- How can the software tell the user exactly what they need to do to achieve their goal? I am personally biased with this point as I’m from the enterprise world, where reports are made for managers, and end users only get a dashboard of what’s next for them to do. I think every professional should know how their work contributes to the bigger picture, and the software can become their trusted source for keeping them on track.
Bringing in empathy, compassion, trustworthiness into software design can create high loyalty high dependability with every user, and differentiate your product at the emotional level as well as tapping into higher profit margins.
The dollar and cents about feminine software design
Not saying that men can’t think about emotions and identify a path of engagement that “clicks” with the user’s heart and the head – but that’s what these complex software categories are often missing. Consider how business driving software solutions could interact differently, and how that design could improve the software company’s business.
- What is the abandonment rate from the download of the software to the distribution of the software to the end users? If your revenue derives from usage (read subscription model) this could be the financial justification to get more engaged.
- What is the retention rate of new customers to returning customers once the contract terms expire? The cheapest way to grow your customer base is to keep your current customers. If the retention rate needs improvement – is it because the software didn’t deliver what was promised? Create a connection with the user? Get the user to be successful themselves?
- What is the cost difference between attaining a new customer from a referral compared to your standard marketing lead acquisition spend & conversion ratio? And, how many leads do you get from customers compared to general marketing activities? If the company is spending too much on sales and marketing, perhaps investing into the product relationship with the customer is the appropriate next step.
Women in the software industry
Recently, DOL reports that there’s a female hiring trend in the tech sector – whereas there’s over 536,000 of us women employed full time. 60% of the new tech jobs created over the last year went to women, too.
So the big question, is: what are women doing within the software industry?
CNNMoney analyzed the hiring within the tech industry by job function – and the data pointed that women were often the business moms as 50% were in administration roles. The next job functions popular with women ranged from professionals, sales, and management all in the 20th percentile.
There are numerous articles placing attention on the lack of women within engineering roles and executive roles within Silicon Valley. insightful statistics collected by Tracy Chou, a software engineer at Pinterest researched 131 tech companies and found only 18% of software engineers are women. And the gender imbalance is even found with women VC’s making up around 10%, and who are twice as likely to leave their post then men.
Product design and Product Managers

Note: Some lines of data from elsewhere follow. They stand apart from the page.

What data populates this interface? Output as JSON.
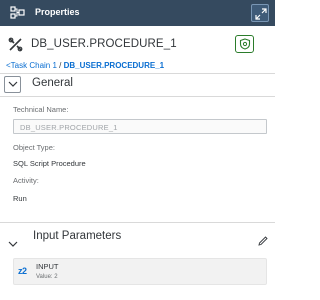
{
  "header": {
    "title": "Properties",
    "app_icon": "task-chain-icon",
    "expand_icon": "expand-icon"
  },
  "object": {
    "title": "DB_USER.PROCEDURE_1",
    "icon": "procedure-icon",
    "badge_icon": "shield-status-icon",
    "badge_color": "#2b7c2b"
  },
  "breadcrumb": {
    "parent": "<Task Chain 1",
    "separator": "/",
    "current": "DB_USER.PROCEDURE_1"
  },
  "general": {
    "title": "General",
    "technical_name_label": "Technical Name:",
    "technical_name_value": "DB_USER.PROCEDURE_1",
    "object_type_label": "Object Type:",
    "object_type_value": "SQL Script Procedure",
    "activity_label": "Activity:",
    "activity_value": "Run"
  },
  "input_parameters": {
    "title": "Input Parameters",
    "edit_icon": "pencil-icon",
    "items": [
      {
        "type_icon": "z2",
        "name": "INPUT",
        "value": "Value: 2"
      }
    ]
  },
  "colors": {
    "header_bg": "#354a5f",
    "link": "#0a6ed1",
    "text": "#32363a"
  }
}
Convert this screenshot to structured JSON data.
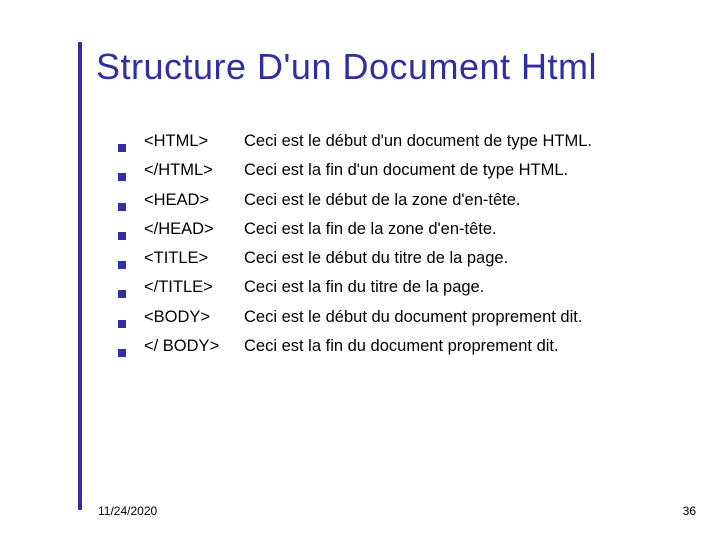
{
  "title": "Structure D'un Document Html",
  "rows": [
    {
      "tag": "<HTML>",
      "desc": "Ceci est le début d'un document de type HTML."
    },
    {
      "tag": "</HTML>",
      "desc": "Ceci est la fin d'un document de type HTML."
    },
    {
      "tag": "<HEAD>",
      "desc": "Ceci est le début de la zone d'en-tête."
    },
    {
      "tag": "</HEAD>",
      "desc": "Ceci est la fin de la zone d'en-tête."
    },
    {
      "tag": "<TITLE>",
      "desc": "Ceci est le début du titre de la page."
    },
    {
      "tag": "</TITLE>",
      "desc": "Ceci est la fin du titre de la page."
    },
    {
      "tag": "<BODY>",
      "desc": "Ceci est le début du document proprement dit."
    },
    {
      "tag": "</ BODY>",
      "desc": "Ceci est la fin du document proprement dit."
    }
  ],
  "footer": {
    "date": "11/24/2020",
    "page": "36"
  }
}
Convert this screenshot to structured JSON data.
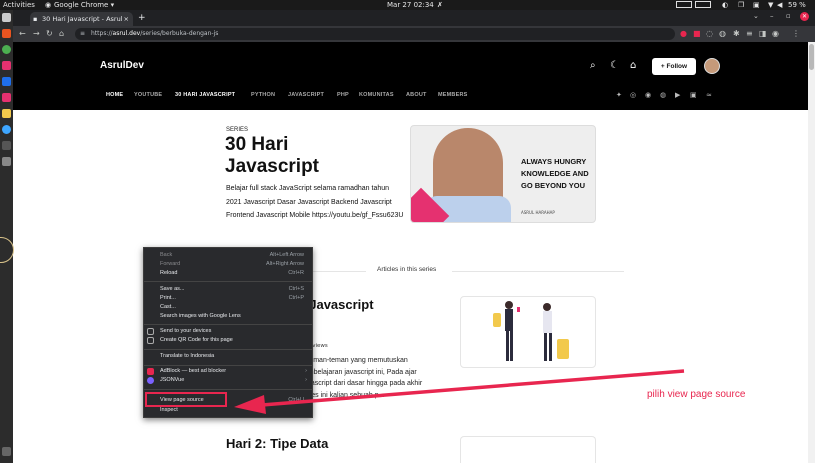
{
  "system_bar": {
    "activities": "Activities",
    "app": "Google Chrome ▾",
    "datetime": "Mar 27  02:34",
    "battery": "59 %"
  },
  "browser": {
    "tab_title": "30 Hari Javascript - Asrul",
    "tab_close": "×",
    "new_tab": "+",
    "url_host": "asrul.dev",
    "url_prefix": "https://",
    "url_path": "/series/berbuka-dengan-js"
  },
  "site": {
    "brand": "AsrulDev",
    "follow_label": "+ Follow",
    "menu": [
      "HOME",
      "YOUTUBE",
      "30 HARI JAVASCRIPT",
      "PYTHON",
      "JAVASCRIPT",
      "PHP",
      "KOMUNITAS",
      "ABOUT",
      "MEMBERS"
    ],
    "active_menu": "30 HARI JAVASCRIPT"
  },
  "series": {
    "label": "SERIES",
    "title": "30 Hari Javascript",
    "description": "Belajar full stack JavaScript selama ramadhan tahun 2021 Javascript Dasar Javascript Backend Javascript Frontend Javascript Mobile https://youtu.be/gf_Fssu623U"
  },
  "cover": {
    "quote": "ALWAYS HUNGRY KNOWLEDGE AND GO BEYOND YOU",
    "caption": "ASRUL HARAHAP"
  },
  "articles_section": {
    "label": "Articles in this series"
  },
  "article1": {
    "title": "tar Javascript",
    "views": "278 views",
    "excerpt": "gi teman-teman yang memutuskan pembelajaran javascript ini, Pada ajar Javascript dari dasar hingga pada akhir series ini kalian sebuah p..."
  },
  "article2": {
    "title": "Hari 2: Tipe Data"
  },
  "context_menu": {
    "back": "Back",
    "back_sc": "Alt+Left Arrow",
    "forward": "Forward",
    "forward_sc": "Alt+Right Arrow",
    "reload": "Reload",
    "reload_sc": "Ctrl+R",
    "save_as": "Save as...",
    "save_as_sc": "Ctrl+S",
    "print": "Print...",
    "print_sc": "Ctrl+P",
    "cast": "Cast...",
    "search_images": "Search images with Google Lens",
    "send_devices": "Send to your devices",
    "qr_code": "Create QR Code for this page",
    "translate": "Translate to Indonesia",
    "adblock": "AdBlock — best ad blocker",
    "jsonvue": "JSONVue",
    "view_source": "View page source",
    "view_source_sc": "Ctrl+U",
    "inspect": "Inspect"
  },
  "annotation": {
    "text": "pilih view page source",
    "color": "#e8264f"
  }
}
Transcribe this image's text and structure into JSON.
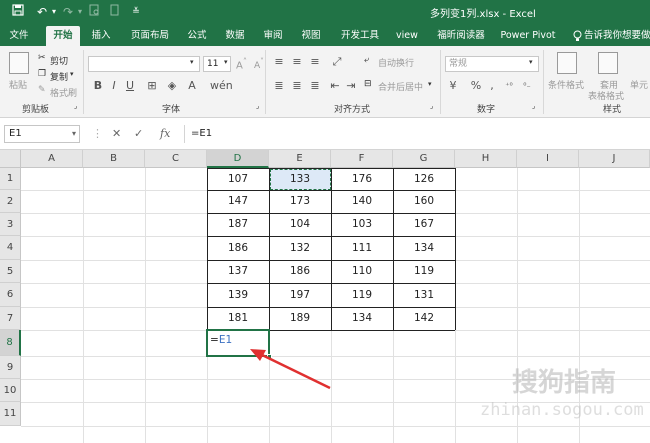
{
  "titlebar": {
    "title": "多列变1列.xlsx  -  Excel",
    "icons": [
      "save-icon",
      "undo-icon",
      "redo-icon",
      "print-preview-icon",
      "customize-icon"
    ]
  },
  "tabs": [
    "文件",
    "开始",
    "插入",
    "页面布局",
    "公式",
    "数据",
    "审阅",
    "视图",
    "开发工具",
    "view",
    "福昕阅读器",
    "Power Pivot",
    "告诉我你想要做什"
  ],
  "active_tab": "开始",
  "ribbon": {
    "clipboard": {
      "paste": "粘贴",
      "cut": "剪切",
      "copy": "复制",
      "format_painter": "格式刷",
      "label": "剪贴板"
    },
    "font": {
      "font_size": "11",
      "label": "字体",
      "bold": "B",
      "italic": "I",
      "underline": "U"
    },
    "alignment": {
      "wrap_text": "自动换行",
      "merge_center": "合并后居中",
      "label": "对齐方式"
    },
    "number": {
      "format": "常规",
      "label": "数字",
      "percent": "%",
      "comma": ","
    },
    "styles": {
      "conditional_format": "条件格式",
      "format_table_1": "套用",
      "format_table_2": "表格格式",
      "cell_styles": "单元",
      "label": "样式"
    }
  },
  "formula_bar": {
    "name_box": "E1",
    "formula": "=E1",
    "fx": "fx"
  },
  "columns": [
    "A",
    "B",
    "C",
    "D",
    "E",
    "F",
    "G",
    "H",
    "I",
    "J"
  ],
  "rows": [
    "1",
    "2",
    "3",
    "4",
    "5",
    "6",
    "7",
    "8",
    "9",
    "10",
    "11"
  ],
  "table": [
    [
      "107",
      "133",
      "176",
      "126"
    ],
    [
      "147",
      "173",
      "140",
      "160"
    ],
    [
      "187",
      "104",
      "103",
      "167"
    ],
    [
      "186",
      "132",
      "111",
      "134"
    ],
    [
      "137",
      "186",
      "110",
      "119"
    ],
    [
      "139",
      "197",
      "119",
      "131"
    ],
    [
      "181",
      "189",
      "134",
      "142"
    ]
  ],
  "active_cell": {
    "address": "D8",
    "formula_eq": "=",
    "formula_ref": "E1"
  },
  "copied_cell": "E1",
  "watermark": {
    "main": "搜狗指南",
    "sub": "zhinan.sogou.com"
  },
  "colors": {
    "excel_green": "#217346",
    "arrow_red": "#e03030",
    "ref_blue": "#3b71c2"
  }
}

Drilling deeper into the roles, I asked a technology industry executive recruiter to go through his database, and let me know what was the ratio of women to men within the product management role. After tracking 120 product managers, his statistics brought attention to the problem – it’s a 1:6 ratio of women to men product managers (16.7%) which is less than what Tracy discovered within Software Engineers. I ran a similar unscientific analysis of product managers within my LinkedIn network and found 4 women out of my first 40 search results. Telling, isn’t it?
The “Seeking Susan” Challenge

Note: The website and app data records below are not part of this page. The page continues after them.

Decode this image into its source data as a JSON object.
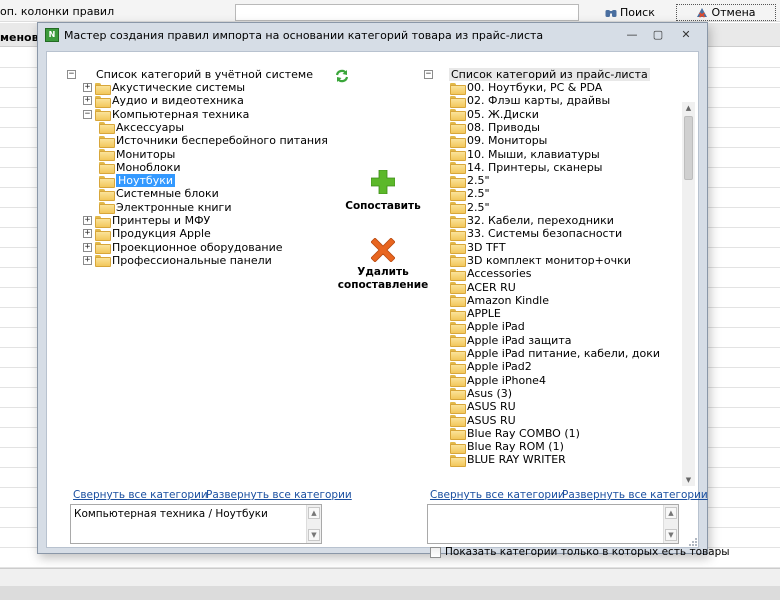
{
  "background": {
    "extra_columns_label": "оп. колонки правил",
    "search_label": "Поиск",
    "cancel_label": "Отмена",
    "column_header": "менова"
  },
  "dialog": {
    "title": "Мастер создания правил импорта на основании категорий товара из прайс-листа",
    "minimize": "—",
    "maximize": "▢",
    "close": "✕"
  },
  "left_tree": {
    "root": "Список категорий в учётной системе",
    "items": [
      {
        "label": "Акустические системы",
        "level": 1,
        "expander": "+"
      },
      {
        "label": "Аудио и видеотехника",
        "level": 1,
        "expander": "+"
      },
      {
        "label": "Компьютерная техника",
        "level": 1,
        "expander": "−"
      },
      {
        "label": "Аксессуары",
        "level": 2,
        "expander": ""
      },
      {
        "label": "Источники бесперебойного питания",
        "level": 2,
        "expander": ""
      },
      {
        "label": "Мониторы",
        "level": 2,
        "expander": ""
      },
      {
        "label": "Моноблоки",
        "level": 2,
        "expander": ""
      },
      {
        "label": "Ноутбуки",
        "level": 2,
        "expander": "",
        "selected": true
      },
      {
        "label": "Системные блоки",
        "level": 2,
        "expander": ""
      },
      {
        "label": "Электронные книги",
        "level": 2,
        "expander": ""
      },
      {
        "label": "Принтеры и МФУ",
        "level": 1,
        "expander": "+"
      },
      {
        "label": "Продукция Apple",
        "level": 1,
        "expander": "+"
      },
      {
        "label": "Проекционное оборудование",
        "level": 1,
        "expander": "+"
      },
      {
        "label": "Профессиональные панели",
        "level": 1,
        "expander": "+"
      }
    ],
    "collapse_all": "Свернуть все категории",
    "expand_all": "Развернуть все категории",
    "path_text": "Компьютерная техника / Ноутбуки"
  },
  "actions": {
    "match_label_1": "Сопоставить",
    "delete_label_1": "Удалить",
    "delete_label_2": "сопоставление",
    "plus_color": "#5cb82a",
    "cross_color": "#e8651f",
    "refresh_color": "#3aa63a"
  },
  "right_tree": {
    "root": "Список категорий из прайс-листа",
    "items": [
      "00. Ноутбуки, PC & PDA",
      "02. Флэш карты, драйвы",
      "05. Ж.Диски",
      "08. Приводы",
      "09. Мониторы",
      "10. Мыши, клавиатуры",
      "14. Принтеры, сканеры",
      "2.5\"",
      "2.5\"",
      "2.5\"",
      "32. Кабели, переходники",
      "33. Системы безопасности",
      "3D TFT",
      "3D комплект монитор+очки",
      "Accessories",
      "ACER RU",
      "Amazon Kindle",
      "APPLE",
      "Apple iPad",
      "Apple iPad защита",
      "Apple iPad питание, кабели, доки",
      "Apple iPad2",
      "Apple iPhone4",
      "Asus (3)",
      "ASUS RU",
      "ASUS RU",
      "Blue Ray COMBO (1)",
      "Blue Ray ROM (1)",
      "BLUE RAY WRITER"
    ],
    "collapse_all": "Свернуть все категории",
    "expand_all": "Развернуть все категории",
    "path_text": "",
    "show_only_with_goods": "Показать категории только в которых есть товары",
    "show_only_checked": false
  }
}
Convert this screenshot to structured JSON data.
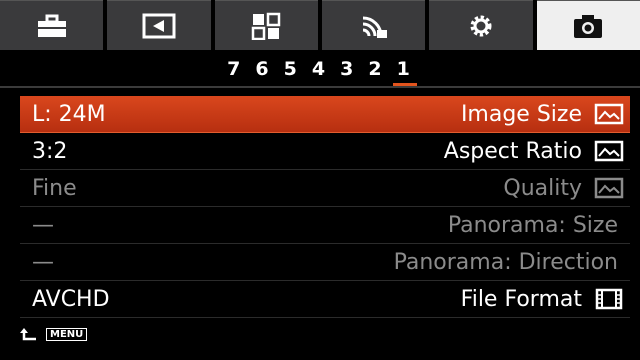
{
  "tabs": [
    {
      "name": "toolbox-icon"
    },
    {
      "name": "playback-icon"
    },
    {
      "name": "grid-icon"
    },
    {
      "name": "wireless-icon"
    },
    {
      "name": "gear-icon"
    },
    {
      "name": "camera-icon"
    }
  ],
  "pages": [
    "1",
    "2",
    "3",
    "4",
    "5",
    "6",
    "7"
  ],
  "current_page": "1",
  "menu": [
    {
      "label": "Image Size",
      "value": "L: 24M",
      "icon": "image-icon",
      "state": "selected"
    },
    {
      "label": "Aspect Ratio",
      "value": "3:2",
      "icon": "image-icon",
      "state": "normal"
    },
    {
      "label": "Quality",
      "value": "Fine",
      "icon": "image-icon",
      "state": "dim"
    },
    {
      "label": "Panorama: Size",
      "value": "—",
      "icon": "",
      "state": "dim"
    },
    {
      "label": "Panorama: Direction",
      "value": "—",
      "icon": "",
      "state": "dim"
    },
    {
      "label": "File Format",
      "value": "AVCHD",
      "icon": "film-icon",
      "state": "normal"
    }
  ],
  "footer": {
    "menu_label": "MENU"
  },
  "colors": {
    "accent": "#d9471d",
    "tab_bg": "#3a3a3c",
    "tab_active": "#efefef"
  }
}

If you are a leader within a software company, and the above dollars and cents makes “SENSE” to pursue a more feminine approach – start by looking at your product design team. If it’s not gender balanced, be creative on getting a woman’s perspective heard to accomplish your business goal. Likely, they’re ready to lean in, and can contribute a very profitable perspective.
I welcome your comments and insight to this topic.
~ Tara Spalding